The professors, all from the College of Veterinary Medicine's anatomy and physiology department, wanted to find a way to answer questions more quickly from students in anatomy laboratory courses.
"We brainstormed amongst ourselves, and with the technical support people in the veterinary college, came up with Zoom as an option," said Judy Klimek, clinical professor of anatomy and histology. This was before the pandemic, so at that time I didn't even know what Zoom was."
Pradeep Malreddy, clinical assistant professor of anatomy and physiology, said instructors were originally thinking about developing an in-house queue management software, similar to what you might see at the local motor vehicle office.
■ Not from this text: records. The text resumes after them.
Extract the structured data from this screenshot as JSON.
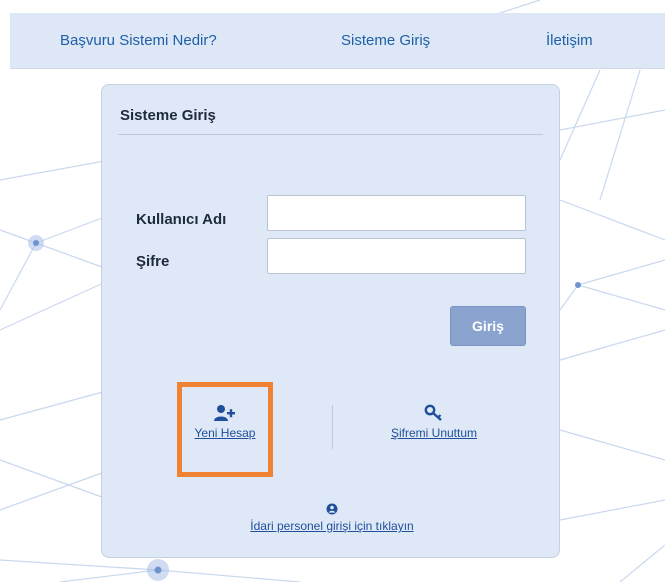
{
  "nav": {
    "items": [
      {
        "label": "Başvuru Sistemi Nedir?"
      },
      {
        "label": "Sisteme Giriş"
      },
      {
        "label": "İletişim"
      }
    ]
  },
  "login_panel": {
    "title": "Sisteme Giriş",
    "username_label": "Kullanıcı Adı",
    "username_value": "",
    "password_label": "Şifre",
    "password_value": "",
    "submit_label": "Giriş"
  },
  "actions": {
    "new_account": {
      "label": "Yeni Hesap",
      "icon": "user-plus-icon"
    },
    "forgot_password": {
      "label": "Şifremi Unuttum",
      "icon": "key-icon"
    },
    "admin_login": {
      "label": "İdari personel girişi için tıklayın",
      "icon": "user-circle-icon"
    }
  },
  "colors": {
    "nav_bg": "#dde7f5",
    "panel_bg": "#dfe8f6",
    "link": "#1f5fa8",
    "button": "#8ba3cf",
    "highlight": "#f08233"
  }
}
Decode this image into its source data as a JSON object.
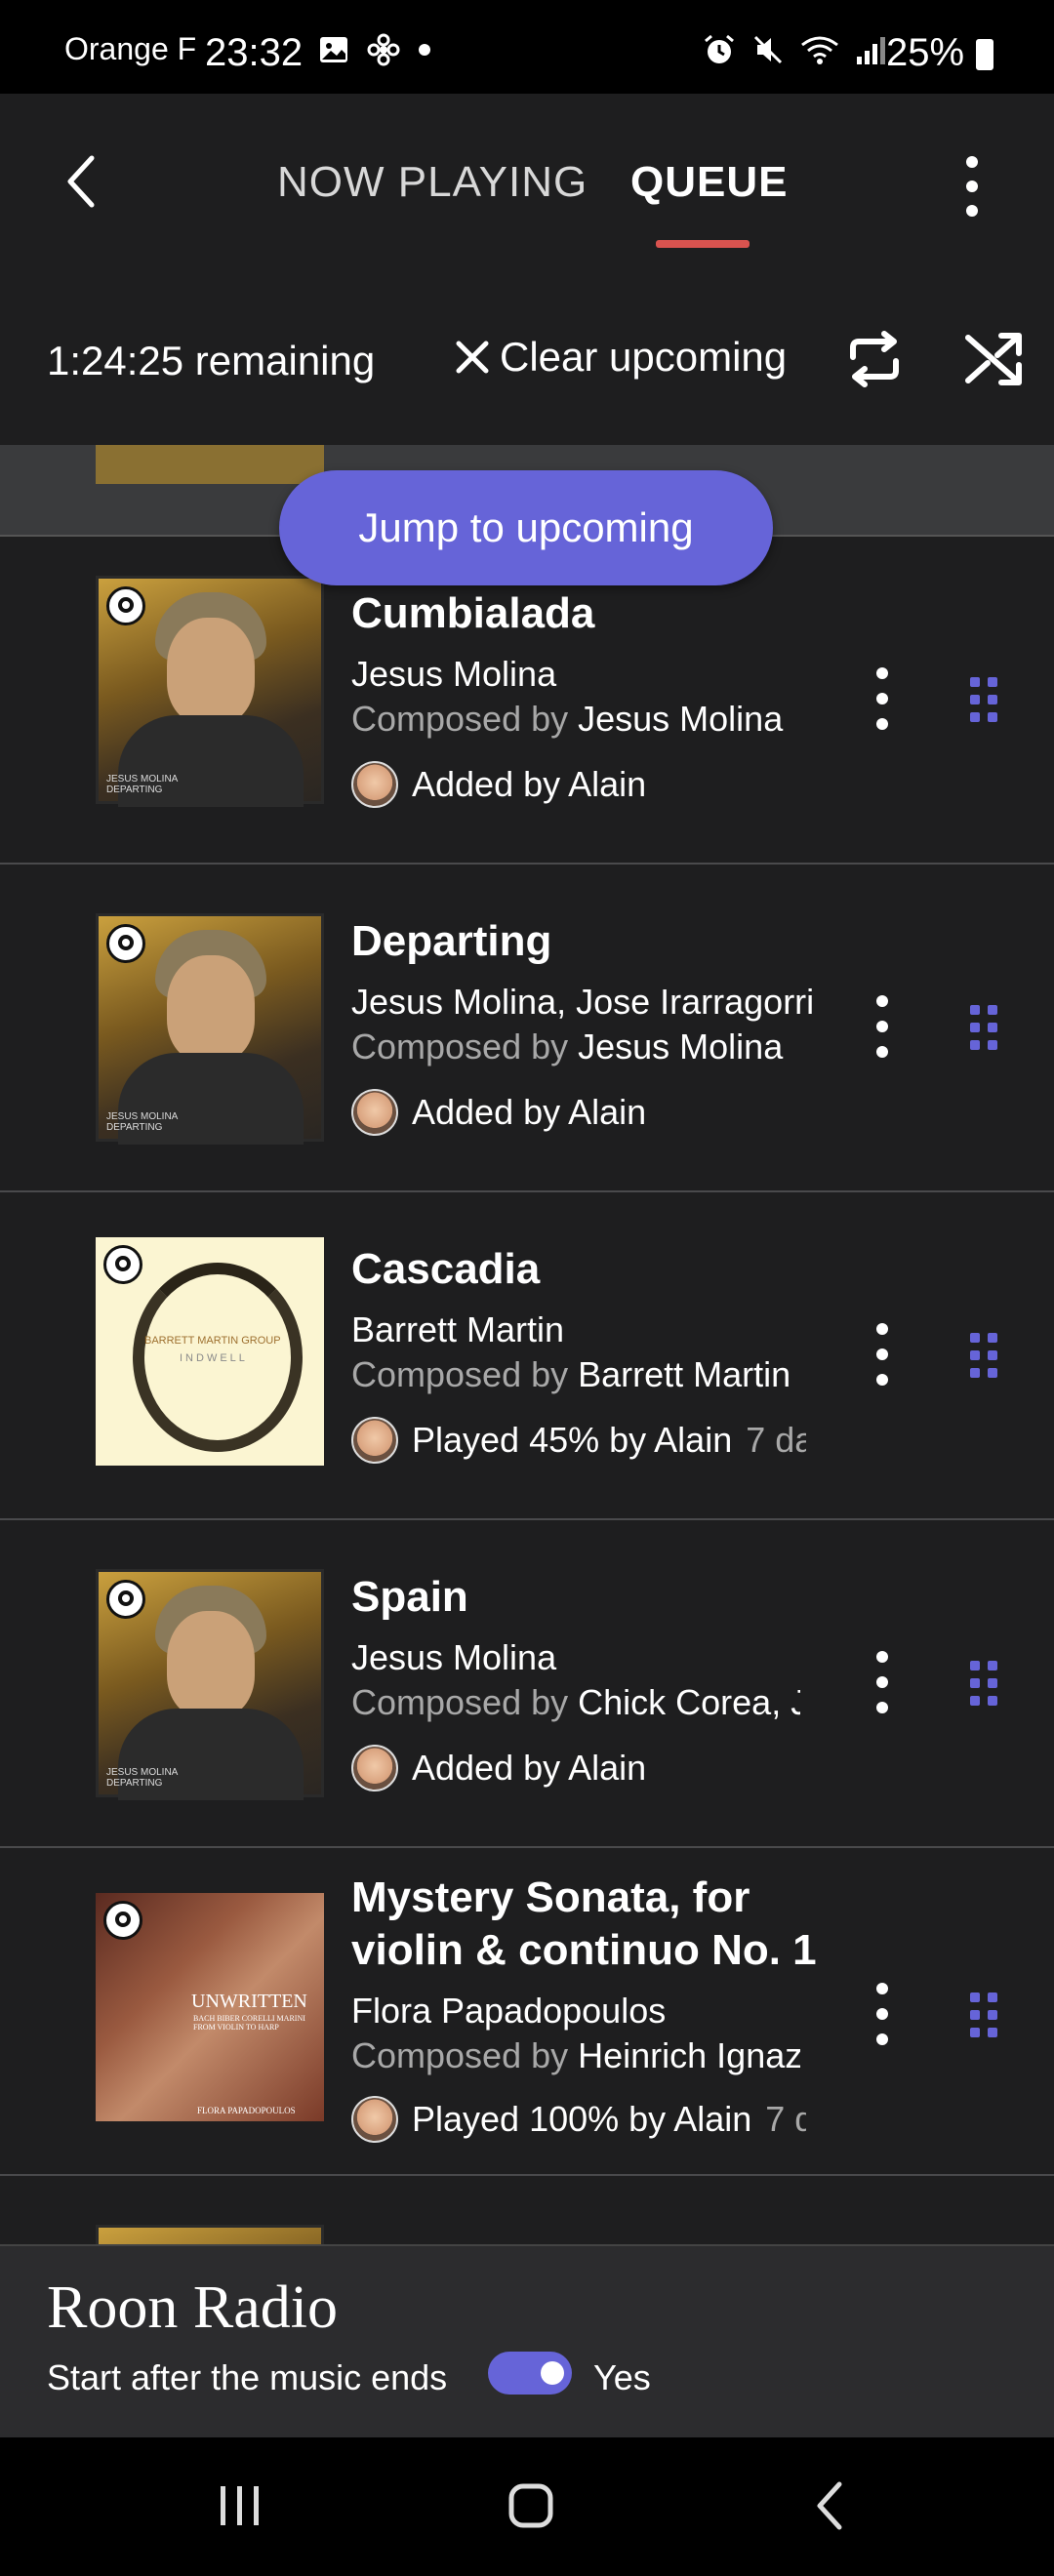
{
  "status_bar": {
    "carrier": "Orange F",
    "time": "23:32",
    "battery": "25%"
  },
  "header": {
    "tabs": [
      {
        "label": "NOW PLAYING",
        "active": false
      },
      {
        "label": "QUEUE",
        "active": true
      }
    ],
    "accent_color": "#d9534f"
  },
  "queue_controls": {
    "remaining": "1:24:25 remaining",
    "clear_label": "Clear upcoming"
  },
  "jump_button": "Jump to upcoming",
  "queue": [
    {
      "title": "Cumbialada",
      "artist": "Jesus Molina",
      "composed_by_prefix": "Composed by ",
      "composer": "Jesus Molina",
      "meta": "Added by Alain",
      "meta_dim": "",
      "art": "portrait"
    },
    {
      "title": "Departing",
      "artist": "Jesus Molina, Jose Irarragorri",
      "composed_by_prefix": "Composed by ",
      "composer": "Jesus Molina",
      "meta": "Added by Alain",
      "meta_dim": "",
      "art": "portrait"
    },
    {
      "title": "Cascadia",
      "artist": "Barrett Martin",
      "composed_by_prefix": "Composed by ",
      "composer": "Barrett Martin",
      "meta": "Played 45% by Alain",
      "meta_dim": "7 da",
      "art": "cream"
    },
    {
      "title": "Spain",
      "artist": "Jesus Molina",
      "composed_by_prefix": "Composed by ",
      "composer": "Chick Corea, Je",
      "meta": "Added by Alain",
      "meta_dim": "",
      "art": "portrait"
    },
    {
      "title_line1": "Mystery Sonata, for",
      "title_line2": "violin & continuo No. 1",
      "artist": "Flora Papadopoulos",
      "composed_by_prefix": "Composed by ",
      "composer": "Heinrich Ignaz",
      "meta": "Played 100% by Alain",
      "meta_dim": "7 d",
      "art": "painting"
    }
  ],
  "album_art_text": {
    "portrait_caption_line1": "JESUS MOLINA",
    "portrait_caption_line2": "DEPARTING",
    "cascadia_line1": "BARRETT MARTIN GROUP",
    "cascadia_line2": "INDWELL",
    "painting_title": "UNWRITTEN",
    "painting_sub1": "BACH BIBER CORELLI MARINI",
    "painting_sub2": "FROM VIOLIN TO HARP",
    "painting_artist": "FLORA PAPADOPOULOS"
  },
  "roon_radio": {
    "title": "Roon Radio",
    "subtitle": "Start after the music ends",
    "toggle_label": "Yes",
    "toggle_on": true,
    "accent_color": "#6664d8"
  }
}
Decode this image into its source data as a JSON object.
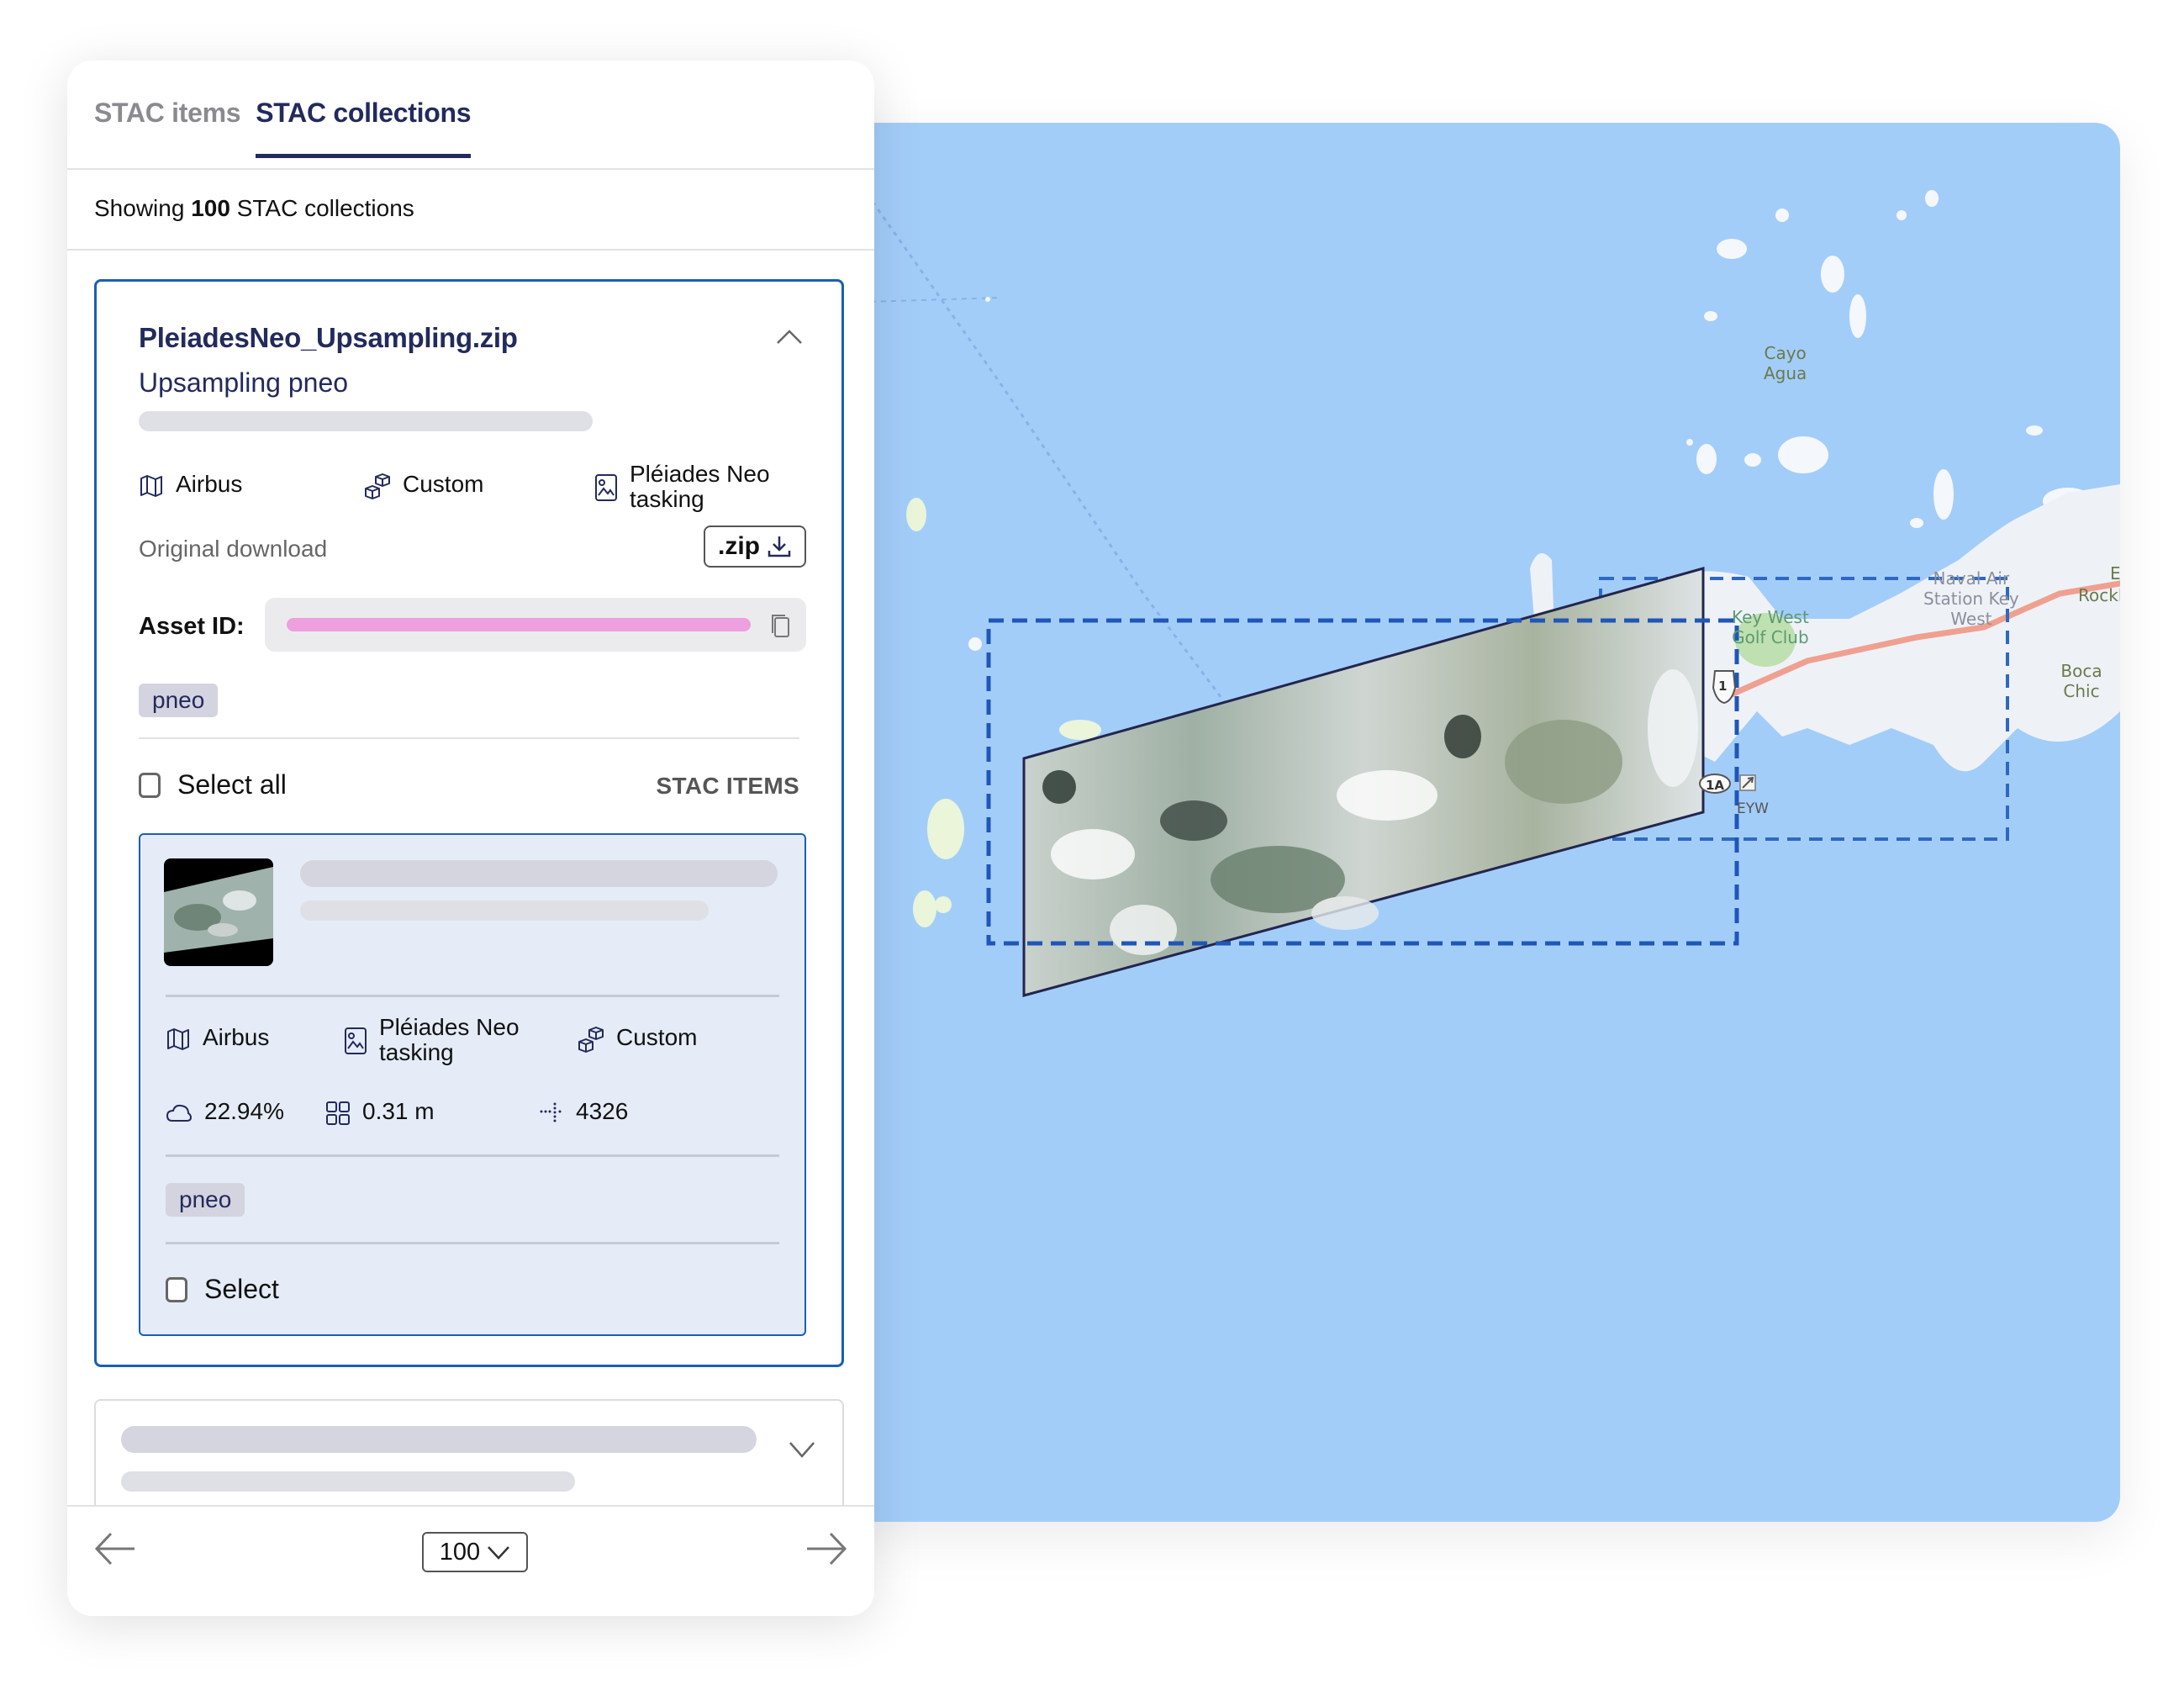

"Our IT director, Bryan Kraus, and his team came up with Zoom Webinar's Q and A feature after consulting with colleagues," Malreddy said. "Our department head, Dr. Hans Coetzee, graciously funded the purchase of mini iPads and a Zoom Webinar license."
Zoom Webinar allows the instructors to log in as panelists on a mobile device and then interact with the students who are logged in as attendees" via the Q and A feature.
"Our students join the webinar using their dissection table number as their ID and request assistance in the Q and A," Malreddy said. "The questions go into a time-stamped list, to which the instructors can reply with a text, which can be seen live by the other instructors. This allows student questions to be queued so that the instructors can address them in a timely, first-in, first-out order and also allows that group to see that someone is coming to assist them."
Malreddy said student feedback regarding the use of this system for the Small Animal Anatomy course was positive.
"Once we started using Zoom, we loved it for the most part," Klimek said. "Despite some minor hiccups while getting everyone used to using it, we thought others veterinary educators could benefit from hearing about it."
Klimek and Malreddy collaborated with Lynn Abel, clinical assistant professor of anatomy and physiology, and Cathy Sparks, former College of Veterinary Medicine faculty member, to formally write up an article for the Journal of Veterinary Medical Education.
"Dr. Abel provided many of the solutions and suggestions during the implementation process," Malreddy said. "I started collecting data to see how many questions were being answered and by whom. Dr. Sparks wrote an abstract that was to be presented at the Veterinary Educators Collaborative Symposium in 2020, but that got canceled due to COVID. So, two years later, here we are, and we have just published our findings."